“I’ve always loved playing netball in New Zealand, and their fans are so passionate. I’ve spoken to Magic’s coach Amigene Metcalfe a few times, and along with being a good coach, she’s also a great communicator. The two goal attacks in front of me are strong players but quite young, so I can help mentor them, and form a strong partnership. Grace Kara at wing attack adds to the experience in the attacking end, while I’ve had some great battles with Temalisi Fakahokotau when playing for Australia, so I’m looking forwards to training with her.

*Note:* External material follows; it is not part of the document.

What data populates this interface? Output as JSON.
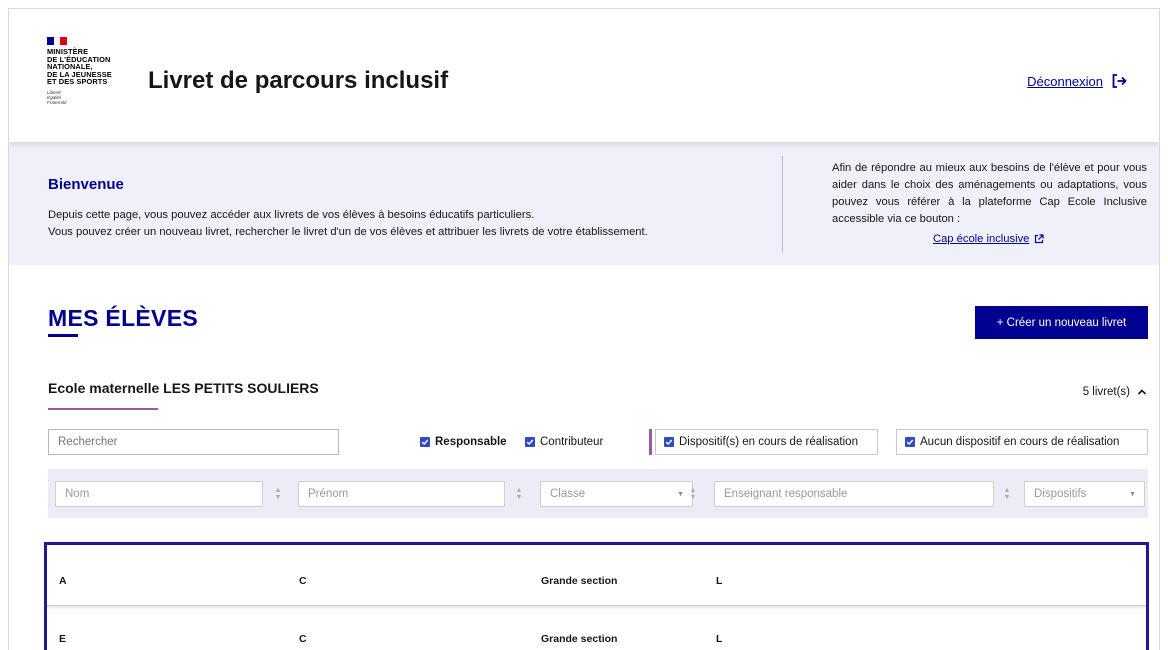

“And of course there’s E (Erena Mikaere) who after our time at the Fever and Lightning is like a sister to me. Her capacity to get up to the high ball is fantastic – she’s really challenged me in the past and forced me to become a smarter player. So I’m really looking forward to what I can learn, and how I can be challenged to keep growing my own game. It’s a really exciting opportunity for me, and it will be nice to feel valued again.”
The next few months will be busy for Bassett as she packs up her Australian life, but she isn’t sure whether she will head to New Zealand before or after Christmas. Much will hinge on the national programme and Covid quarantine requirements. “There is a camp in January, and a tour after that if I’m selected. So if the Diamonds want me training here over the Christmas/New Year break, I will do that.”
Bassett is moving to the Magic on a one year contract, with the possibility of a further year’s extension. She hasn’t ruled out returning to play in Australia in the future, but for the time being, just wants to enjoy her netball again.
“I am disappointed that things have ended like this, and putting a smile on my face has been hard at times. However, I’ve been really well supported by Netball Australia and family and friends, which has given me a lot of faith going forwards that still playing netball is the right thing to do.
“And living through these difficult times has helped me understand that, good or bad, I’m myself, and I’m real. I’m not willing to change my values and pretend that everything is fine, or go along with things that I’m unhappy with. I’m comfortable with the belief that I put everything I could into the Giants over the past two years, and supported my teammates regardless of what my own personal situation was.
“So I’m looking forward to this opportunity, to life in New Zealand, and to trying something new while still playing elite netball. Hopefully along the way I will also find out who I am in life other than an Australian netballer.”
And with a disappointing year behind her and the decision made to move, Bassett is hoping that, finally, she will get some sleep again.